Restrict your travel
Many states have put out the call for individuals to stay home, except to make essential trips to the grocery store, pharmacy or for some outdoor exercise.
The CDC recommends that travelers avoid all nonessential travel to China, Iran, most European countries, the United Kingdom and Ireland. Most foreign nationals who have been in one of these countries during the previous 14 days will not be allowed to enter the United States. “For people at risk for the complications of COVID-19, such as those with underlying medical conditions or those who are older, it’s prudent to avoid any long-distance travel,” says Dr. Goldberg.
Stay up to date with CDC’s travel health notices related to this outbreak.
How NewYork-Presbyterian is prepared
Rest assured, NewYork-Presbyterian is following the situation closely and implementing all recommendations provided by our local and state departments of health and the CDC. Our medical staff is trained to recognize patients who may have COVID-19 and to keep the new virus from spreading.
We understand how important the support of loved ones and friends is to patients during their hospital stay. At the same time, the new coronavirus requires NewYork-Presbyterian to temporarily adjust our visiting policy in order to keep our patients and visitors safe from infection. Please see our updated visitor guidelines.
If you have concerns regarding COVID-19, please call NewYork-Presbyterian’s hotline at 646-697-4000. This hotline is available as a public service to provide information only and not diagnose, treat, or render a medical opinion.

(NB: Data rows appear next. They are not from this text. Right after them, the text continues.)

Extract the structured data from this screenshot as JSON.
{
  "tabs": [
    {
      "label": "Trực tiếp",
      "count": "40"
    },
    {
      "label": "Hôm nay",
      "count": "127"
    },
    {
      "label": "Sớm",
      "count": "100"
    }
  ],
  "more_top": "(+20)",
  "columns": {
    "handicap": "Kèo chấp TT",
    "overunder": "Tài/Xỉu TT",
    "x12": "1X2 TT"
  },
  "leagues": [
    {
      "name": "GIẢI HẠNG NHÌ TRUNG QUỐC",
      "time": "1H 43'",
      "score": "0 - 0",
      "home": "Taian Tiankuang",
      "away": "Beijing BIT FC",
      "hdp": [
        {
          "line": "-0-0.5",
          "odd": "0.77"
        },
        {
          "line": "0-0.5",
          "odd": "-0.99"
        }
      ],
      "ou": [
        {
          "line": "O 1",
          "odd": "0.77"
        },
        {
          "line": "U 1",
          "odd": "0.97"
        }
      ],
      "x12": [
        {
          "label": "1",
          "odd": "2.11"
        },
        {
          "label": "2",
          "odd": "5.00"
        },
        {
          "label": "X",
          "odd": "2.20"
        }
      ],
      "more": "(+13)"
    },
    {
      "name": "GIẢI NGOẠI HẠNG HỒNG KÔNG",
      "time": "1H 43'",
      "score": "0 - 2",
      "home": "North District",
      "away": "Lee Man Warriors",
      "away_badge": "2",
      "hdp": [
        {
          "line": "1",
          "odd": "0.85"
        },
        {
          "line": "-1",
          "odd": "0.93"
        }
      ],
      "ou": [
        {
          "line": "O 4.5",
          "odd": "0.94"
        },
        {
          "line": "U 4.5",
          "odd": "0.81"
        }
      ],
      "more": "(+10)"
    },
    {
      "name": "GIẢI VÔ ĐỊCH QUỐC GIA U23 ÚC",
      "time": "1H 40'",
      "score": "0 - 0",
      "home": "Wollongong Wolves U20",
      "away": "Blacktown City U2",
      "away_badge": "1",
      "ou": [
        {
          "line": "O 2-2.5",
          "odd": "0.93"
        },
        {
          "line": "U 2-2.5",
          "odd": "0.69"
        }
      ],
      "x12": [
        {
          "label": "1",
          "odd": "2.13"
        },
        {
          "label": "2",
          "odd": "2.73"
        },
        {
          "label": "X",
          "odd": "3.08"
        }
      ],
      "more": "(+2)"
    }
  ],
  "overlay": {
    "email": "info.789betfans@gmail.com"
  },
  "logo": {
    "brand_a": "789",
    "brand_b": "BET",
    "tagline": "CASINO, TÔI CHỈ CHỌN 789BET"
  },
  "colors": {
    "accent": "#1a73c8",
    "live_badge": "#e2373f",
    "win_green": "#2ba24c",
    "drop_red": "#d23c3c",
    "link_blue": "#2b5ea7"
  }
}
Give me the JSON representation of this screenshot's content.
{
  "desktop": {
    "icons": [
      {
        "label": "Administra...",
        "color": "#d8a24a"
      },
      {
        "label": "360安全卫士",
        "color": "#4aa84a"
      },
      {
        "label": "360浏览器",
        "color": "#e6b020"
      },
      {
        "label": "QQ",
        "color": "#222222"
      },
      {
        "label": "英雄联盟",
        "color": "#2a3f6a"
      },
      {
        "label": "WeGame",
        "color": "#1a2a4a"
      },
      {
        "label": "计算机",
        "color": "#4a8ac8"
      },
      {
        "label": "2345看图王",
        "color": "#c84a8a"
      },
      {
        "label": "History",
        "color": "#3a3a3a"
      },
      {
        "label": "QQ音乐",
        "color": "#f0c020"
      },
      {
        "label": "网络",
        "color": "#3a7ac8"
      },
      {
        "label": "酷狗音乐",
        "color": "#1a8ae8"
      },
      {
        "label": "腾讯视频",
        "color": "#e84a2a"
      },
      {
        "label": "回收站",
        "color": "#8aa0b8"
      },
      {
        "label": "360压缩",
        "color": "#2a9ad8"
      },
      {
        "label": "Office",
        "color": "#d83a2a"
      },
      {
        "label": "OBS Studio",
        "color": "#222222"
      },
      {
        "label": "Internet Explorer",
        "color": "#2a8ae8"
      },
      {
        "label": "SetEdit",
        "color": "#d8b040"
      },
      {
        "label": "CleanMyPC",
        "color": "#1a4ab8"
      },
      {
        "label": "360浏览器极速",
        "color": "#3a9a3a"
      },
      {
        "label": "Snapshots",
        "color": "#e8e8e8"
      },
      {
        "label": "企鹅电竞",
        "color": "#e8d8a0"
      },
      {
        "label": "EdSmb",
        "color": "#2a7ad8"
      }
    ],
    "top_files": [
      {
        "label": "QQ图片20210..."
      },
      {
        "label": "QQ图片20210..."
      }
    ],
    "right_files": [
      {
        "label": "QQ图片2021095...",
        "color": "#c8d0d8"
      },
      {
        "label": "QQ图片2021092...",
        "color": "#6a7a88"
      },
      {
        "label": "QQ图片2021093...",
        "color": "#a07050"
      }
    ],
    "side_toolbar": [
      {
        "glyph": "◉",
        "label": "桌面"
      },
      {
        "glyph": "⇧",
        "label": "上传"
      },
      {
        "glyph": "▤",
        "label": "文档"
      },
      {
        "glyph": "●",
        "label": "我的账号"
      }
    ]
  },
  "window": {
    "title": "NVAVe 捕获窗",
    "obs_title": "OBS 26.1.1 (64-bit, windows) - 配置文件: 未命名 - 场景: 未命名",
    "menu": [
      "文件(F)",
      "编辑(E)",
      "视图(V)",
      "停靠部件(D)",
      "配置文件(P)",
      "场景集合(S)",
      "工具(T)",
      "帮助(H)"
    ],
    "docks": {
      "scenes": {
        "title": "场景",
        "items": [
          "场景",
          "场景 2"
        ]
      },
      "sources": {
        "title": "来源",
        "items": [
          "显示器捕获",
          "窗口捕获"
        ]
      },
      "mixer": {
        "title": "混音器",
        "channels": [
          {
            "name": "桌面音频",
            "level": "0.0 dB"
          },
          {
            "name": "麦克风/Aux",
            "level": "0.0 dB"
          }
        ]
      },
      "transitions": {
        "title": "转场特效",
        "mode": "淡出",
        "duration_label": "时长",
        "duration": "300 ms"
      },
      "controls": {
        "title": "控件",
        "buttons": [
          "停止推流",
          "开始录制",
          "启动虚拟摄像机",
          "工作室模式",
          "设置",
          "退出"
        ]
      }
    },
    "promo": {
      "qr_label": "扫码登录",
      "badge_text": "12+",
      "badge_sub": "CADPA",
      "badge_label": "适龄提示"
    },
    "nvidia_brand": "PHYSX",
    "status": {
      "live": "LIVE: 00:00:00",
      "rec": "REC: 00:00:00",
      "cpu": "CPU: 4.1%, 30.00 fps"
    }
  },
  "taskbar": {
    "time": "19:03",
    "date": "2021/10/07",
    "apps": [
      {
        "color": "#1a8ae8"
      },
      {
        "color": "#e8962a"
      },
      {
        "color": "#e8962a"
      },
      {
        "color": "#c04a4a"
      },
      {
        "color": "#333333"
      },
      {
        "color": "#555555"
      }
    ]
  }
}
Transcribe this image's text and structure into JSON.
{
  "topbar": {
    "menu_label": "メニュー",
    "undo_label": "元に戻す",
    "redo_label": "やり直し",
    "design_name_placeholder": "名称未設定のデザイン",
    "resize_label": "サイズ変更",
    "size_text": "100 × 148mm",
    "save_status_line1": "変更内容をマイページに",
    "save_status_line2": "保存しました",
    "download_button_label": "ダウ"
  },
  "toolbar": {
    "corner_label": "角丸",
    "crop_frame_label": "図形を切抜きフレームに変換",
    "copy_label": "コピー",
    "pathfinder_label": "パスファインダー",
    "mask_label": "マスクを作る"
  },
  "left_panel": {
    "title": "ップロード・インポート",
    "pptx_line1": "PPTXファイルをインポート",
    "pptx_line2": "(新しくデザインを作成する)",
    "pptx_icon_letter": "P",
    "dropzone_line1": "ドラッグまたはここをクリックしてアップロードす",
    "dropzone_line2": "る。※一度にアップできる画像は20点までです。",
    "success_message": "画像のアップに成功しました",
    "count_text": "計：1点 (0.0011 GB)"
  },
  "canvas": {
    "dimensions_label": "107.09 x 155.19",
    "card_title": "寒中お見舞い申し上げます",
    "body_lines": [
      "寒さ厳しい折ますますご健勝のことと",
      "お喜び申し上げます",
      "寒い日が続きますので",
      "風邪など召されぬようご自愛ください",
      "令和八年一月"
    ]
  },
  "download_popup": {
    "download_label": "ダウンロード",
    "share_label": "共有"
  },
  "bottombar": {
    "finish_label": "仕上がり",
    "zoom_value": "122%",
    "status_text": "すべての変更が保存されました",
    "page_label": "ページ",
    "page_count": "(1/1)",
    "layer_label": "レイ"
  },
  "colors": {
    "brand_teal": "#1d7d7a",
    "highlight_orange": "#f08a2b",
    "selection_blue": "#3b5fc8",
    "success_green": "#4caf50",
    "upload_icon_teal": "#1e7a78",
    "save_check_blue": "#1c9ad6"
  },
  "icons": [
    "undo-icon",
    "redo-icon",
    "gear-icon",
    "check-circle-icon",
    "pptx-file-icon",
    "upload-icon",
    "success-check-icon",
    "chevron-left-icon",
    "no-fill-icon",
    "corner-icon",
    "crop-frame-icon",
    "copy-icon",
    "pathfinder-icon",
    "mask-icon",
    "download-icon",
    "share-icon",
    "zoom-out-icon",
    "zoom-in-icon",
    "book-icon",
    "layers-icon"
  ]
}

If you are not feeling well, consider using NewYork-Presbyterian’s Virtual Urgent Care for non-life-threatening symptoms such as fever, cough, upset stomach, or nausea. Learn more by visiting nyp.org/urgentcare.